The D.C. Boarding House That Moved the Needle on Slavery

Where Abolitionists and Congressmen—Including Lincoln—Dined, Debated, and Became Bedfellows

In the early 1840s, where the steps of the Library of Congress now stand, a group of American abolitionists gathered in a modest boardinghouse to plot the destruction of slavery.

The house belonged to a relatively obscure Washingtonian, a widow named Ann Sprigg. In those days, boardinghouses like Sprigg’s were fixtures of the capital landscape—where congressmen, senators, government officials, and the like tended to live during legislative sessions. Quarters were often cramped.
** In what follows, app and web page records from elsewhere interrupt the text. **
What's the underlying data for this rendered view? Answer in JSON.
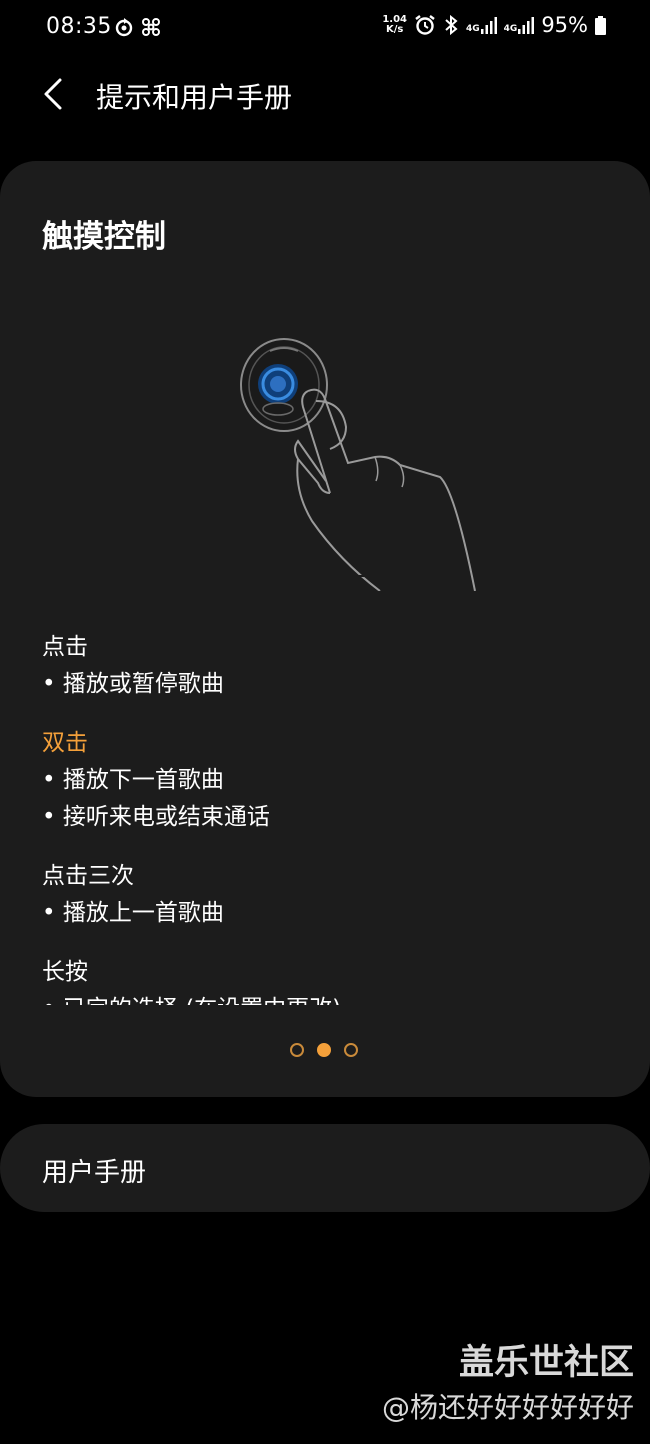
{
  "status_bar": {
    "time": "08:35",
    "net_speed_value": "1.04",
    "net_speed_unit": "K/s",
    "signal1_label": "4G",
    "signal2_label": "4G",
    "battery_percent": "95%"
  },
  "header": {
    "title": "提示和用户手册",
    "back_icon": "chevron-left-icon"
  },
  "card": {
    "title": "触摸控制",
    "illustration_icon": "earbud-touch-icon",
    "groups": [
      {
        "heading": "点击",
        "active": false,
        "items": [
          "播放或暂停歌曲"
        ]
      },
      {
        "heading": "双击",
        "active": true,
        "items": [
          "播放下一首歌曲",
          "接听来电或结束通话"
        ]
      },
      {
        "heading": "点击三次",
        "active": false,
        "items": [
          "播放上一首歌曲"
        ]
      },
      {
        "heading": "长按",
        "active": false,
        "items": [
          "已定的选择 (在设置中更改)"
        ]
      }
    ],
    "pager": {
      "count": 3,
      "active_index": 1
    }
  },
  "manual": {
    "label": "用户手册"
  },
  "watermark": {
    "brand": "盖乐世社区",
    "user": "@杨还好好好好好好"
  },
  "colors": {
    "background": "#000000",
    "card": "#1c1c1c",
    "accent": "#f4a03a",
    "text": "#ffffff"
  }
}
Men rented a room—or just a bed, or even half of a bed—and communed in shared bathrooms and living …

The Amazing Life of America’s First Full-Time Black Activist | Zocalo Public Square • Arizona State University • Smithsonian
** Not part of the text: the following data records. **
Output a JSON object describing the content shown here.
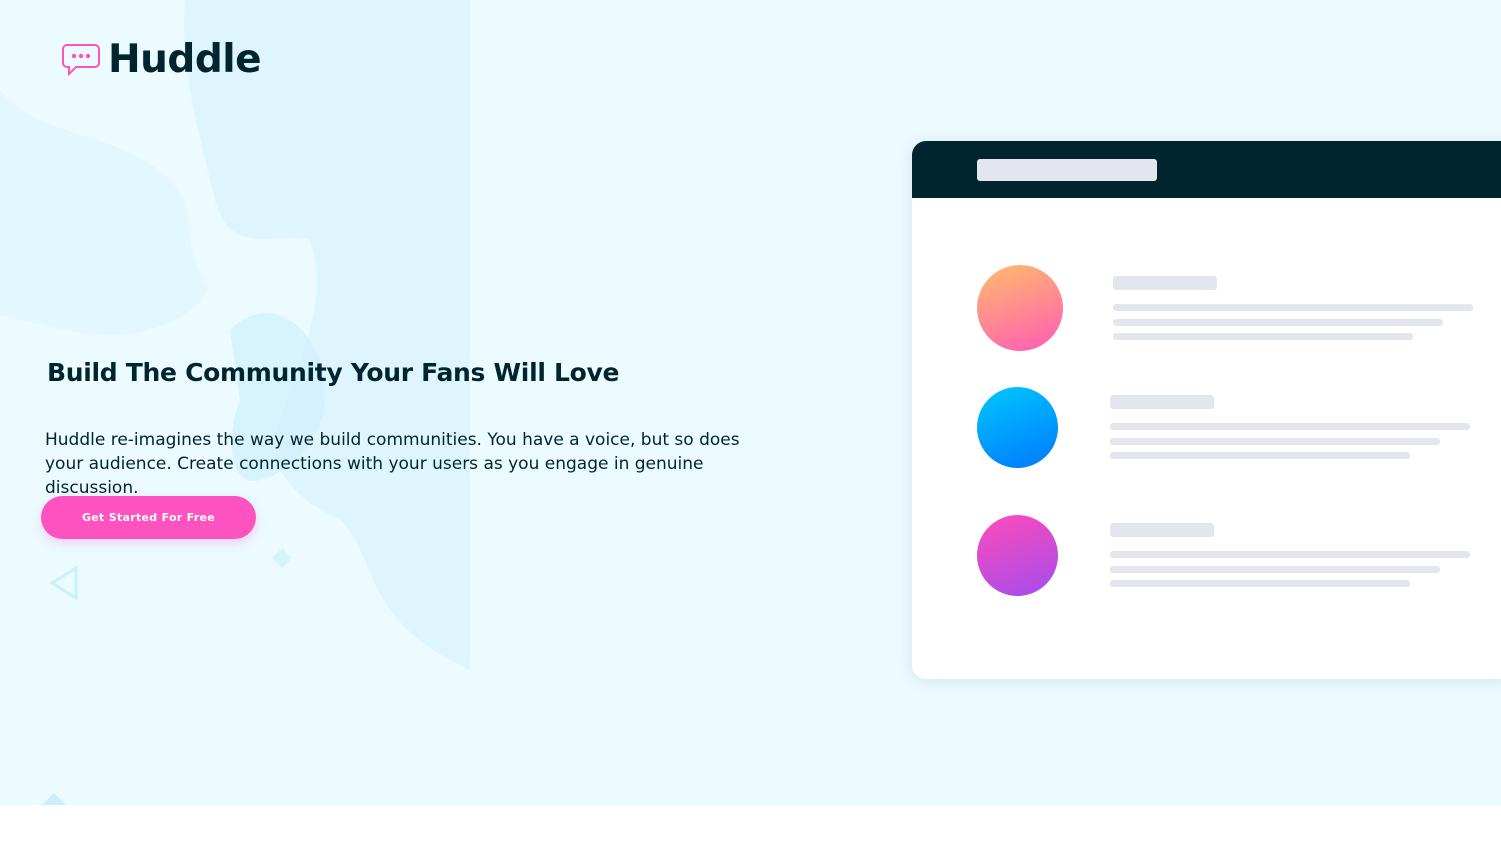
{
  "brand": {
    "name": "Huddle",
    "icon": "speech-bubble-icon",
    "accent": "#ff52c1"
  },
  "hero": {
    "headline": "Build The Community Your Fans Will Love",
    "description": "Huddle re-imagines the way we build communities. You have a voice, but so does your audience. Create connections with your users as you engage in genuine discussion.",
    "cta_label": "Get Started For Free"
  },
  "colors": {
    "dark": "#00252e",
    "hero_bg": "#ebfbff",
    "pink": "#ff52c1"
  },
  "mockup": {
    "avatars": [
      {
        "name": "avatar-orange-pink",
        "from": "#ffbd6b",
        "to": "#ff5ab5"
      },
      {
        "name": "avatar-blue",
        "from": "#00c8ff",
        "to": "#0078ff"
      },
      {
        "name": "avatar-pink-purple",
        "from": "#ff4bb8",
        "to": "#a34cf0"
      }
    ]
  }
}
The Amazing Life of America’s First Full-Time Black Activist

David Ruggles Was a 19th-Century Renaissance Man, Visionary Political Leader, Savvy Street Fighter, and Healer    
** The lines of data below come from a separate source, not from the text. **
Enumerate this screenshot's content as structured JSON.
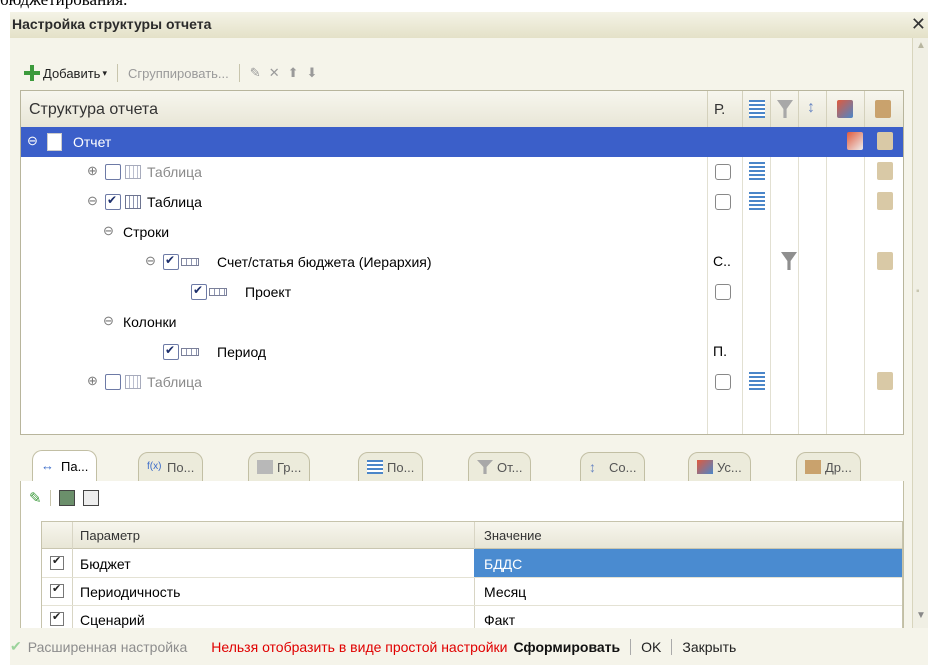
{
  "background_text": "бюджетирования.",
  "window": {
    "title": "Настройка структуры отчета"
  },
  "toolbar": {
    "add": "Добавить",
    "group": "Сгруппировать..."
  },
  "tree": {
    "header": "Структура отчета",
    "col_r": "Р.",
    "rows": [
      {
        "label": "Отчет",
        "col_r": ""
      },
      {
        "label": "Таблица",
        "col_r": ""
      },
      {
        "label": "Таблица",
        "col_r": ""
      },
      {
        "label": "Строки",
        "col_r": ""
      },
      {
        "label": "Счет/статья бюджета (Иерархия)",
        "col_r": "С.."
      },
      {
        "label": "Проект",
        "col_r": ""
      },
      {
        "label": "Колонки",
        "col_r": ""
      },
      {
        "label": "Период",
        "col_r": "П."
      },
      {
        "label": "Таблица",
        "col_r": ""
      }
    ]
  },
  "tabs": [
    "Па...",
    "По...",
    "Гр...",
    "По...",
    "От...",
    "Со...",
    "Ус...",
    "Др..."
  ],
  "params": {
    "col_param": "Параметр",
    "col_value": "Значение",
    "rows": [
      {
        "name": "Бюджет",
        "value": "БДДС"
      },
      {
        "name": "Периодичность",
        "value": "Месяц"
      },
      {
        "name": "Сценарий",
        "value": "Факт"
      }
    ]
  },
  "status": {
    "extended": "Расширенная настройка",
    "warning": "Нельзя отобразить в виде простой настройки",
    "generate": "Сформировать",
    "ok": "OK",
    "close": "Закрыть"
  }
}
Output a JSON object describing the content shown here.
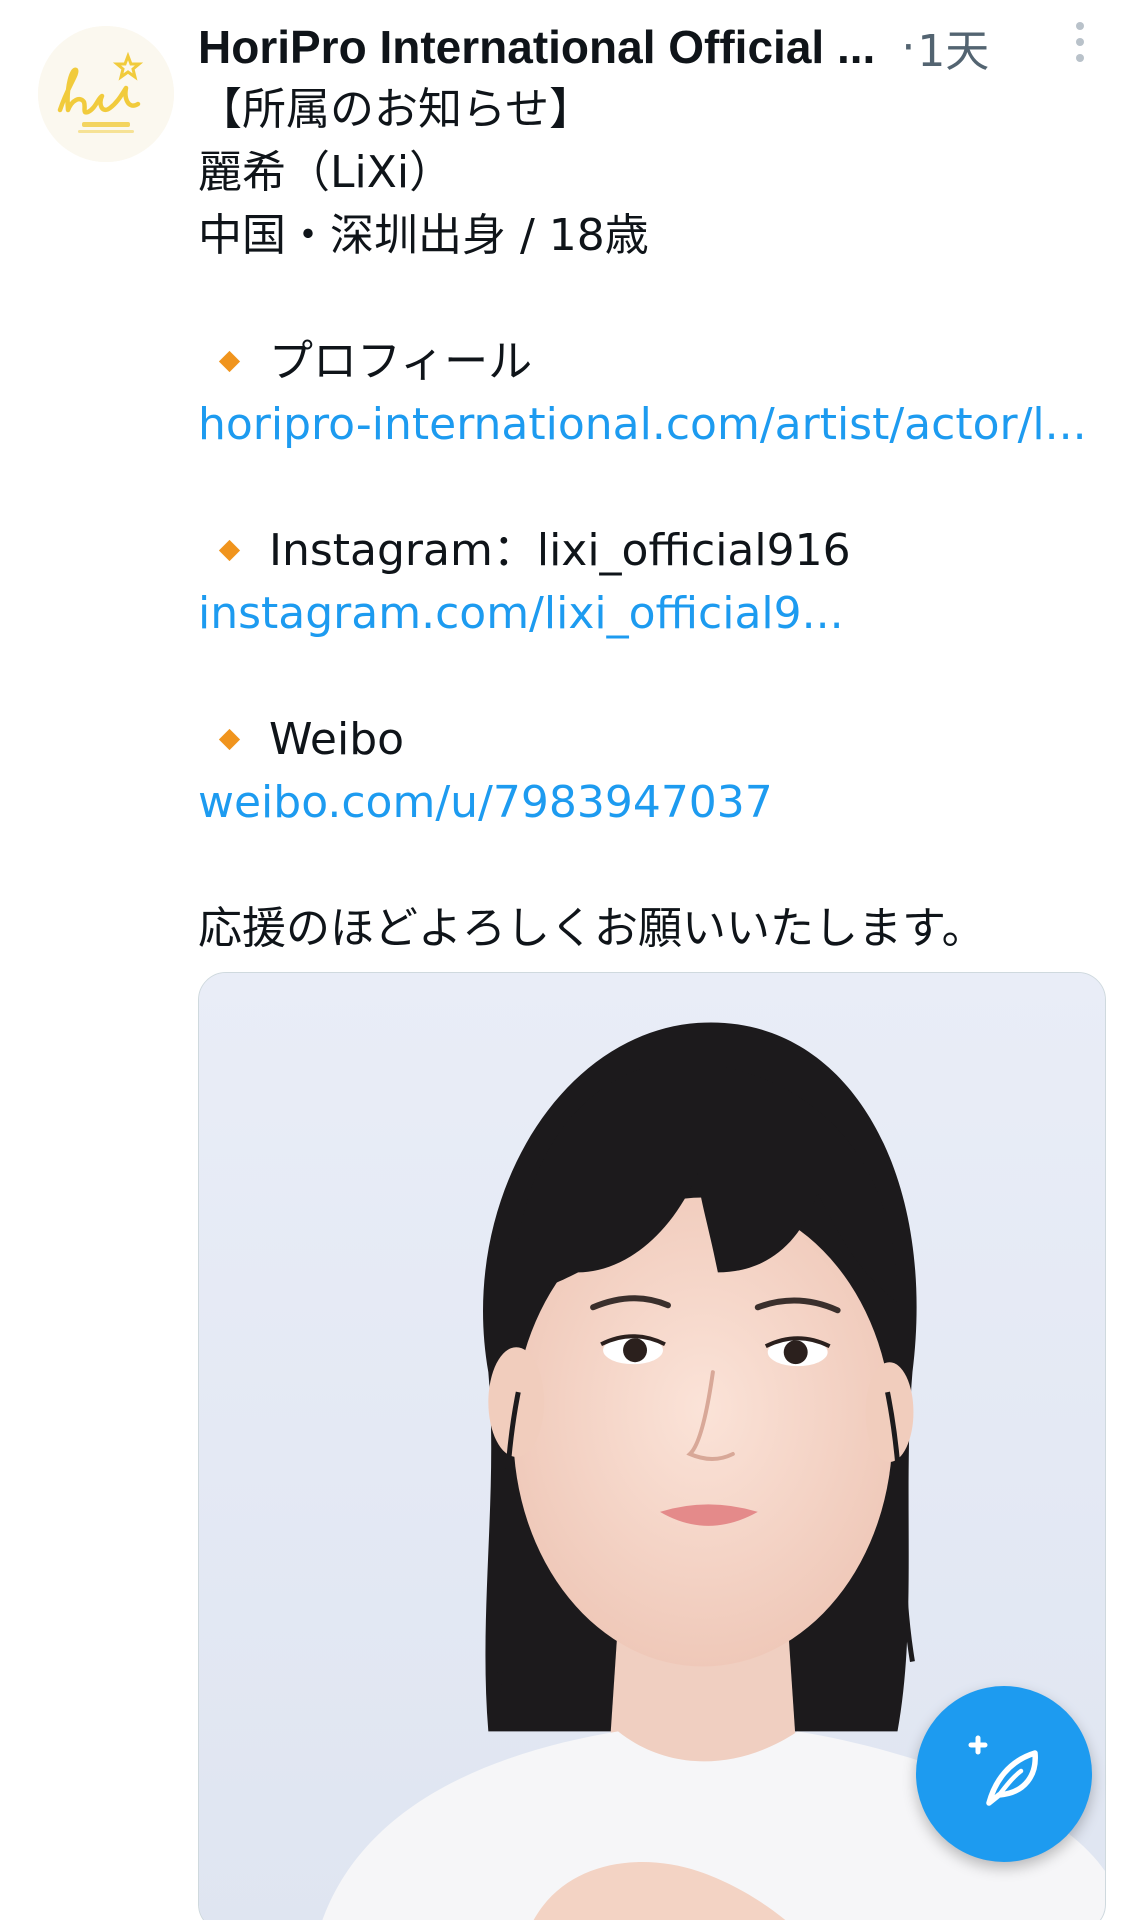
{
  "tweet": {
    "author_name": "HoriPro International Official ...",
    "separator": "·",
    "time_ago": "1天",
    "avatar_icon": "horipro-logo",
    "more_icon": "more-vertical-icon",
    "lines": {
      "headline": "【所属のお知らせ】",
      "name": "麗希（LiXi）",
      "origin": "中国・深圳出身 / 18歳",
      "profile_label": "プロフィール",
      "profile_link": "horipro-international.com/artist/actor/l...",
      "instagram_label": "Instagram：lixi_official916",
      "instagram_link": "instagram.com/lixi_official9...",
      "weibo_label": "Weibo",
      "weibo_link": "weibo.com/u/7983947037",
      "closing": "応援のほどよろしくお願いいたします。"
    },
    "bullet_icon": "orange-diamond-icon",
    "media_alt": "portrait photo"
  },
  "fab": {
    "icon": "compose-feather-icon"
  },
  "colors": {
    "link": "#1d9bf0",
    "text": "#0f1419",
    "muted": "#536471",
    "bullet": "#f0941d",
    "fab": "#1d9bf0"
  }
}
After he escaped from slavery in Baltimore in early September 1838, Frederick Bailey was broke, homeless, and scared. As he huddled among barrels in New York City’s Chambers Street dock, …